I grew up greatly admiring FDR because my family did.  Only later did my views begin to change.  First, I came to realize that there is very little evidence that the massive government intervention in the economy during the era of the New Deal actually did any good at all.  Further, while it is debatable whether the New Deal actually helped to alleviate the suffering brought on by the Great Depression, it is beyond doubt that FDR’s programs represented one of the most massive power grabs by the federal government in the history of our republic.  It changed the very fabric of our nation, giving rise to federal regulation of nearly every part of the economy and the colossal entitlement programs, such as Social Security and Medicare, which threaten our national solvency today.

The New Deal transformed the very nature of our republic and not for the better.  Through bold legislative and executive action, coupled with judicial acquiescence, our Constitutional system was transformed without so much as a nod to the amendment process.  Via the Interstate Commerce Clause, Congress, through FDR’s tireless efforts, was granted the virtually boundless power to try something, anything to “fix” the Great Depression.

Today, the hope of the Mr. Roosevelt’s New Deal is long gone, and its programs instead contribute greatly to the marked absence of hope in our time.  Our turn away from the Constitutional Republic envisioned by the Founders toward a large, European-style social democracy may have given “Pappa . . . a job with the TVA” and a “washing machine” and a “Chevrolet,” but it has not given America real abiding hope.  Instead, it has saddled us with promises that we simply will not have enough money to pay.  We need look no further than the streets of Athens and Thessaloniki to see what happens when the money finally does begin to run out, and it does not inspire one to hope.

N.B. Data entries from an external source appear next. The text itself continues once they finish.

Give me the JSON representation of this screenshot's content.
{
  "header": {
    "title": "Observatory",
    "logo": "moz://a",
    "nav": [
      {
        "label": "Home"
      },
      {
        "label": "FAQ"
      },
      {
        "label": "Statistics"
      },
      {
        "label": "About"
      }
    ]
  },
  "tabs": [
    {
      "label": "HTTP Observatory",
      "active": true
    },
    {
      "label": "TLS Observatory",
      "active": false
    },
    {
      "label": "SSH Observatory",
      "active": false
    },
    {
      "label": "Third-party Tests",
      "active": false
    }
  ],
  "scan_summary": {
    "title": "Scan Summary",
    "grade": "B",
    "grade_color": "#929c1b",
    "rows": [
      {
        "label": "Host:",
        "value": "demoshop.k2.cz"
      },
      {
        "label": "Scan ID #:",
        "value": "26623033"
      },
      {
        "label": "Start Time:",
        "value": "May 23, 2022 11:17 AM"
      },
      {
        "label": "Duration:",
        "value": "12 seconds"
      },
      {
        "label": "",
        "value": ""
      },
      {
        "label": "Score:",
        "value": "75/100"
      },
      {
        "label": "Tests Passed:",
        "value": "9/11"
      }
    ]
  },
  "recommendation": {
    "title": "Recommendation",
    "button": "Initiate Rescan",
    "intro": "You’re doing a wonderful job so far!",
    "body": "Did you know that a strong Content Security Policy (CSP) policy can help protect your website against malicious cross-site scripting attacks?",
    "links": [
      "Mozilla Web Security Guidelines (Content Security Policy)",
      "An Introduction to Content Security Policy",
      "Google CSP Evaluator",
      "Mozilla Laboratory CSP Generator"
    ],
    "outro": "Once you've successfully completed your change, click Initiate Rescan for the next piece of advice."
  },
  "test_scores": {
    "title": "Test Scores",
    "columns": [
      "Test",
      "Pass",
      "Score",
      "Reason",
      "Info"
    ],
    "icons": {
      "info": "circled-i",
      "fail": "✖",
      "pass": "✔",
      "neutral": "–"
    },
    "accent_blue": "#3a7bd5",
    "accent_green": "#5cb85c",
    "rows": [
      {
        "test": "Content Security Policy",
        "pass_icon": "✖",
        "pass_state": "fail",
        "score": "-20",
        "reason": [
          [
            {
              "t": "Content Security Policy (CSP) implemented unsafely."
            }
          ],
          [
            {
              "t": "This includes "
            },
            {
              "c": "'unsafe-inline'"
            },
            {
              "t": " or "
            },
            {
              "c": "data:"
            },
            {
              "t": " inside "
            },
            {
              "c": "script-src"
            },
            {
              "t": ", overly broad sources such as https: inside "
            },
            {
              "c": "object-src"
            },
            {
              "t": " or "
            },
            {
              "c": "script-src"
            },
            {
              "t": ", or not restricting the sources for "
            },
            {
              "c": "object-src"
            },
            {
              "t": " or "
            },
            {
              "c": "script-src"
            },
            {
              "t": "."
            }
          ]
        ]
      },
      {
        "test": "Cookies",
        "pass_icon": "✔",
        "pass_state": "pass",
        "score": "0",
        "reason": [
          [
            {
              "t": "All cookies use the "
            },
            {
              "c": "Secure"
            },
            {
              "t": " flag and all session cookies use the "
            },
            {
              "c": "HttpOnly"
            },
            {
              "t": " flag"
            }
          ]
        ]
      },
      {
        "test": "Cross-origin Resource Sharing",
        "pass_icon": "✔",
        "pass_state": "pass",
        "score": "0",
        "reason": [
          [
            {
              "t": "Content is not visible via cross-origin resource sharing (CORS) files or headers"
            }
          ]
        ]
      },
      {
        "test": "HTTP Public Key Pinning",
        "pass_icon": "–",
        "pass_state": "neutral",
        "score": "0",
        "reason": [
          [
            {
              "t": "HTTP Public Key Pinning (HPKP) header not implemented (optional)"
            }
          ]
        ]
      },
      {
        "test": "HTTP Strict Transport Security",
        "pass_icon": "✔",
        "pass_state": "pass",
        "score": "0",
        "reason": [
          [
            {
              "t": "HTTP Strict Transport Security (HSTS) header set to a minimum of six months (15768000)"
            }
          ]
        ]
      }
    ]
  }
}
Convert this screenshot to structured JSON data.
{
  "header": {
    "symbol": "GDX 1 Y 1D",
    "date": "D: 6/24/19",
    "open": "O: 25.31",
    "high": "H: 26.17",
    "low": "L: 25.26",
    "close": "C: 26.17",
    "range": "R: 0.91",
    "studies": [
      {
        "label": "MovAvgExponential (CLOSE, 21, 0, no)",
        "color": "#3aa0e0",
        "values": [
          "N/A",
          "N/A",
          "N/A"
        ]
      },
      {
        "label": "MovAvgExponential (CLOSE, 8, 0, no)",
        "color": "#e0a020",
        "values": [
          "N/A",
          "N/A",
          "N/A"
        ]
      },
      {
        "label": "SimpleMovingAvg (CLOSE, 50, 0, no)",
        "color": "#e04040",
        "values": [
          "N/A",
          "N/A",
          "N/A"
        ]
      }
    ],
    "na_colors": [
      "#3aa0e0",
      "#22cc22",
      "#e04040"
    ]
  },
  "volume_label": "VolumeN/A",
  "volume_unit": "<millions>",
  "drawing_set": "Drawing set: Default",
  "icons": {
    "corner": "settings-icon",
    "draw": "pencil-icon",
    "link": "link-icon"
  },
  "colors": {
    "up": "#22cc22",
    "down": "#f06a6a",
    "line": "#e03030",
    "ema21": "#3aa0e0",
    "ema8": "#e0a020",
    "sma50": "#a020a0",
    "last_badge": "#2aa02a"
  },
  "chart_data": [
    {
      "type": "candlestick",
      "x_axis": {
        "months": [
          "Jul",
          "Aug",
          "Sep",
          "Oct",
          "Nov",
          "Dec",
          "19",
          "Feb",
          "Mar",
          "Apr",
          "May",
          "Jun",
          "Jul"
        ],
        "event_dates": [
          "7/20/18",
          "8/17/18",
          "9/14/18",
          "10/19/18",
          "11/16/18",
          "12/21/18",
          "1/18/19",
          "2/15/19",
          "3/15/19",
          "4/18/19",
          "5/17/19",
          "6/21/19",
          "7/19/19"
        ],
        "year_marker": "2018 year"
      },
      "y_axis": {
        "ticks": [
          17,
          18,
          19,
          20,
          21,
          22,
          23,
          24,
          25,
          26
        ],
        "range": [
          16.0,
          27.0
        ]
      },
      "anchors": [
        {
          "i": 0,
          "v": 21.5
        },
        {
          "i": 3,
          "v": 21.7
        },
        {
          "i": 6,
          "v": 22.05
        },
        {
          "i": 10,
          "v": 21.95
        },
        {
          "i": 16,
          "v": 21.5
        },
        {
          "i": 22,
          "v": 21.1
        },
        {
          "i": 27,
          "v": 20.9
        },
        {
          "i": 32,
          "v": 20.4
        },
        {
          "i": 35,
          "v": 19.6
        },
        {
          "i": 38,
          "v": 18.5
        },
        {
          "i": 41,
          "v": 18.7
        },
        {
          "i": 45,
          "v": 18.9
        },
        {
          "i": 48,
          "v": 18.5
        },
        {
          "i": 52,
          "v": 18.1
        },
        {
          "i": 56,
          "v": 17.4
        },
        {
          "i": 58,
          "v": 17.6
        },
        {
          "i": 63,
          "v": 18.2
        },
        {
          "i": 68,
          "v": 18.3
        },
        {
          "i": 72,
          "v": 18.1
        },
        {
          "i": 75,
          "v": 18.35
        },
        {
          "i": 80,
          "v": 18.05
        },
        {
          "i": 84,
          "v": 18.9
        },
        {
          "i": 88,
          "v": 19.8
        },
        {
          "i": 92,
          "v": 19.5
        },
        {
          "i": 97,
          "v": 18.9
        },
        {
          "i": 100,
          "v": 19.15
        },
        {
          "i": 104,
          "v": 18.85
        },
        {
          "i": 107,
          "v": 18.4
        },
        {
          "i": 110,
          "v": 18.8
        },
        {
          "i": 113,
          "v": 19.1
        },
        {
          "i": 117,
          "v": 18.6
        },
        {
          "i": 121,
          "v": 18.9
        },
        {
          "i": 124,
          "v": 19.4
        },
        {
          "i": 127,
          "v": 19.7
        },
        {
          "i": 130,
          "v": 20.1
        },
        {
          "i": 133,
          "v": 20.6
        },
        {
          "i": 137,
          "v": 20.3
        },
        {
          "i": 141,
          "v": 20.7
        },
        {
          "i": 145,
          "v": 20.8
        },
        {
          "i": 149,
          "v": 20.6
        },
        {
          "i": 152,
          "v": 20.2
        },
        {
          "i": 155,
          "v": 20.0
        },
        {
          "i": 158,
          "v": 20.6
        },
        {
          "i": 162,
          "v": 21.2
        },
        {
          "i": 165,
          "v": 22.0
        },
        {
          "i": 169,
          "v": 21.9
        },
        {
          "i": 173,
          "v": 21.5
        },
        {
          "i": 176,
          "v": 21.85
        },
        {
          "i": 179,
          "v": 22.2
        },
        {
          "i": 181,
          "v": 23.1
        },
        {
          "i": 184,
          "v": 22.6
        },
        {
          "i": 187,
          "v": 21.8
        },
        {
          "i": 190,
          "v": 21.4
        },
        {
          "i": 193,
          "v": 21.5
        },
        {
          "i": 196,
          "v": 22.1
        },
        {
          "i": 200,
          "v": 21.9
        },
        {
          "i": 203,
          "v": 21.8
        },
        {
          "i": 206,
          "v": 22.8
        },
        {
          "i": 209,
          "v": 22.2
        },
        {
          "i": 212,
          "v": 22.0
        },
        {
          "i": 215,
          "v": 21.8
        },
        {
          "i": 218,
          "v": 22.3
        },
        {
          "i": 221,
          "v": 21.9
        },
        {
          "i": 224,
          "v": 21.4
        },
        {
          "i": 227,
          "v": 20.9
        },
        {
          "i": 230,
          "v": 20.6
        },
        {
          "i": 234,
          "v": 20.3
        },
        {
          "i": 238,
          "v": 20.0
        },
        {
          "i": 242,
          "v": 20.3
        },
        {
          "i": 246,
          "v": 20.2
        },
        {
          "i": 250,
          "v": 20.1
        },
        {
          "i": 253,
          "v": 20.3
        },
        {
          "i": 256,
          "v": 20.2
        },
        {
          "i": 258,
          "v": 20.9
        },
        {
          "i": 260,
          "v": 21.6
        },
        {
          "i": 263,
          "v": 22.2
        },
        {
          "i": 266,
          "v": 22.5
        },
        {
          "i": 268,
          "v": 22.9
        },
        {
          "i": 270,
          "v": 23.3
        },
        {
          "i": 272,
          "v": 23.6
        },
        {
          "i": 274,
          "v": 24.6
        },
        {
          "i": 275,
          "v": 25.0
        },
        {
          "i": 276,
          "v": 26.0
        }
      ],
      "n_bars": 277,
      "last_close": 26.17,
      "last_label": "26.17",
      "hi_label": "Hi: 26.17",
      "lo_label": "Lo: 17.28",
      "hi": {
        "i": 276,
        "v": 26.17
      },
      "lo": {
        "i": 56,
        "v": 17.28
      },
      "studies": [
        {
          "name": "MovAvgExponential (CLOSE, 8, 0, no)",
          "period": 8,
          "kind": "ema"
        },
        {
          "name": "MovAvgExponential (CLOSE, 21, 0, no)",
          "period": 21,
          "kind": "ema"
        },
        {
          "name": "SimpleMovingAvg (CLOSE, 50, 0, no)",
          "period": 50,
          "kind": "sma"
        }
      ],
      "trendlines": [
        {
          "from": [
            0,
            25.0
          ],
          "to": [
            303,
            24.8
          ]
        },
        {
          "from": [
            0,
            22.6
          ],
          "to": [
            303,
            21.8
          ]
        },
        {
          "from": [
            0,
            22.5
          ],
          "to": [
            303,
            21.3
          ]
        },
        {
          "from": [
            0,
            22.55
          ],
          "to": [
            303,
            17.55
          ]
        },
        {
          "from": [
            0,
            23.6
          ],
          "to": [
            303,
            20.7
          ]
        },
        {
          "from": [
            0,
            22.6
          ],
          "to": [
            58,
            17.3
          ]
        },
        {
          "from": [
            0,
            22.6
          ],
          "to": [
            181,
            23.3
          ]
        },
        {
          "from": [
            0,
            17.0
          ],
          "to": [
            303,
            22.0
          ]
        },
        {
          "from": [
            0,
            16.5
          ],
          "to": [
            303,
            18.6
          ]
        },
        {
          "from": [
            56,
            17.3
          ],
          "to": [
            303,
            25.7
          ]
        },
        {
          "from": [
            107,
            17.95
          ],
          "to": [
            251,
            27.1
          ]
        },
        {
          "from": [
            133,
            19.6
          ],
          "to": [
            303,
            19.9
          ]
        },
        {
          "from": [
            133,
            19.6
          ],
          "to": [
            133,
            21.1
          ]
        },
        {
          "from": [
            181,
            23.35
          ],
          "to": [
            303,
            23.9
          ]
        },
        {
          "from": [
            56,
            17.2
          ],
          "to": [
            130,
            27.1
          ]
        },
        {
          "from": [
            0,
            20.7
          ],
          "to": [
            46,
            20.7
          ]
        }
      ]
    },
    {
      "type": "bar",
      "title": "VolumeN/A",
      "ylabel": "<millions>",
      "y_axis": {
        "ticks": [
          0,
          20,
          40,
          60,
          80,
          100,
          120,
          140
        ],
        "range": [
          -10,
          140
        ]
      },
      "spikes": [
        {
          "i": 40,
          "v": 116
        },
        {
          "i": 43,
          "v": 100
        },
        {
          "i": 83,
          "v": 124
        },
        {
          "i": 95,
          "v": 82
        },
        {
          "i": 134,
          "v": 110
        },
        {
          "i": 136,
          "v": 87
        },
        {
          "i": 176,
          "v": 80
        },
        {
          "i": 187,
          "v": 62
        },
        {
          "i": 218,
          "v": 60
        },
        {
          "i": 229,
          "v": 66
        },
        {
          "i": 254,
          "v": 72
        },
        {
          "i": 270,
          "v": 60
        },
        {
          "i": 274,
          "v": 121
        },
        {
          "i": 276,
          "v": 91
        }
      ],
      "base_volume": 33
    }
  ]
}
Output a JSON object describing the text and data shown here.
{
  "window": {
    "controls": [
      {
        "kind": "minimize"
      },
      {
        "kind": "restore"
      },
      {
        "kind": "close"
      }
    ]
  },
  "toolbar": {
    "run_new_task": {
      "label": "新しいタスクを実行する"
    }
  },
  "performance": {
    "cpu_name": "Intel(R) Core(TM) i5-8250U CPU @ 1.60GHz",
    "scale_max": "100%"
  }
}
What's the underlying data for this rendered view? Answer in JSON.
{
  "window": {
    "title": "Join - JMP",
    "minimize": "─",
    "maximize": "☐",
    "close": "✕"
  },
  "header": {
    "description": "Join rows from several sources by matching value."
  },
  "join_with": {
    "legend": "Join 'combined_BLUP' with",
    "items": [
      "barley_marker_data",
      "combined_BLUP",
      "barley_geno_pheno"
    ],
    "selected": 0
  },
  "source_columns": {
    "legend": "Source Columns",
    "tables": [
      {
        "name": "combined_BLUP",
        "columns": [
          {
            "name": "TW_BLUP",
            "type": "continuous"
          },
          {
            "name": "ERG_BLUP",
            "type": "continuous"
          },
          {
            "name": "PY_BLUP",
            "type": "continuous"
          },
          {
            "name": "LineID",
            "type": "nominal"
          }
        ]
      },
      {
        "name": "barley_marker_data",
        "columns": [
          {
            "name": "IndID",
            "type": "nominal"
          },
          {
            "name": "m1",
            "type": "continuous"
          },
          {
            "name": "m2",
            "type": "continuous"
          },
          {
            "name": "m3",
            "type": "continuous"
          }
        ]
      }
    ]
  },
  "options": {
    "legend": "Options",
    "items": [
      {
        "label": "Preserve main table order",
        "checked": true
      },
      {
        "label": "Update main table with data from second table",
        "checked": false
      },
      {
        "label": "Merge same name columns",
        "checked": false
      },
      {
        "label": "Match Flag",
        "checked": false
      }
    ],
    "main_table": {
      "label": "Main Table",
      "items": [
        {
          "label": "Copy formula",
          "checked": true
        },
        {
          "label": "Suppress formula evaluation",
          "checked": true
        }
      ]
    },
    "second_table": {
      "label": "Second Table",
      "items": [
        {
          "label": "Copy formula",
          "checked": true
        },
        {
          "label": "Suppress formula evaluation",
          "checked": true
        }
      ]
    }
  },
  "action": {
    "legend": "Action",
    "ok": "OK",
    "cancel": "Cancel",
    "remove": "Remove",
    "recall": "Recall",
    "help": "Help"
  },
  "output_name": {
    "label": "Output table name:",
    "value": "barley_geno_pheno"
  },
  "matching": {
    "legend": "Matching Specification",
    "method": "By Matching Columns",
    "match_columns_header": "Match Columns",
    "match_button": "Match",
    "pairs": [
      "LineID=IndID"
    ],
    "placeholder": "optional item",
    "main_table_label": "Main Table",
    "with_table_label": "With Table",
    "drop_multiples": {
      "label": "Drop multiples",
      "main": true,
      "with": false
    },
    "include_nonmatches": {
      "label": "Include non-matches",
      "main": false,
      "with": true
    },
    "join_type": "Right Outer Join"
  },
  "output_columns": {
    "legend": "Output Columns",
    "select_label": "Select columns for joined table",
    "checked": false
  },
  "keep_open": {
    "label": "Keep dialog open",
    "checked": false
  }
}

Now, we again find ourselves in dark times, and we have another President who has stridden forth offering us hope.  Oh, sure, the current straits are less dire than they were in my grandmother’s days, but we undoubtedly stand at another important crossroads.  Hope is again in short supply.  It looks like the prospect of things getting better for us and our children is pretty bleak.  Most of us have more to eat than lard and flour, and for that we should be thankful, but the economy is historically weak with no real relief in sight.  A message of hope, in such settings, is, as we have seen, enormously powerful.

Further, just like FDR, the hope that Mr. Obama offers us is in new federal government programs.  And, it promises to be another power grab of epic proportions.  It will, if successful, once again alter the very fabric of our Constitutional system, pushing us even further toward a European-style socialist democracy than the New Deal did.

Obamacare is the signature legislative initiative of Mr. Obama’s first term as President, and it best represents the hope Mr. Obama is offering us.  Like FDR’s New Deal programs, it is an effort, through the Interstate Commerce Clause, to dramatically extend the scope and reach of the federal government to unprecedented levels.  Further, like the New Deal programs, it will ultimately be tested in the Supreme Court.  Will today’s Court have the courage to stand up for the Constitution, or will it cave to political pressure as the Depression-era Court did?  We will likely find out for sure this summer, and we should get a hint of how the Court will rule when oral arguments begin next week.

In the meantime, and regardless of what the Supreme Court does, what will we, the American people, do?  We took a serious wrong turn toward statism at the Great Depression.  For the future of our republic, we must resist making that mistake again.

We must learn the lessons of the past.  People desperately need to hope in something.  We need faith in the ultimate victory of something.  And, when times get hard enough and people get desperate enough, even good people like my sweet, hard-working grandmother, will trade very precious things, like the careful checks and balances of our Constitutional system, for a little hope, even if it is misplaced.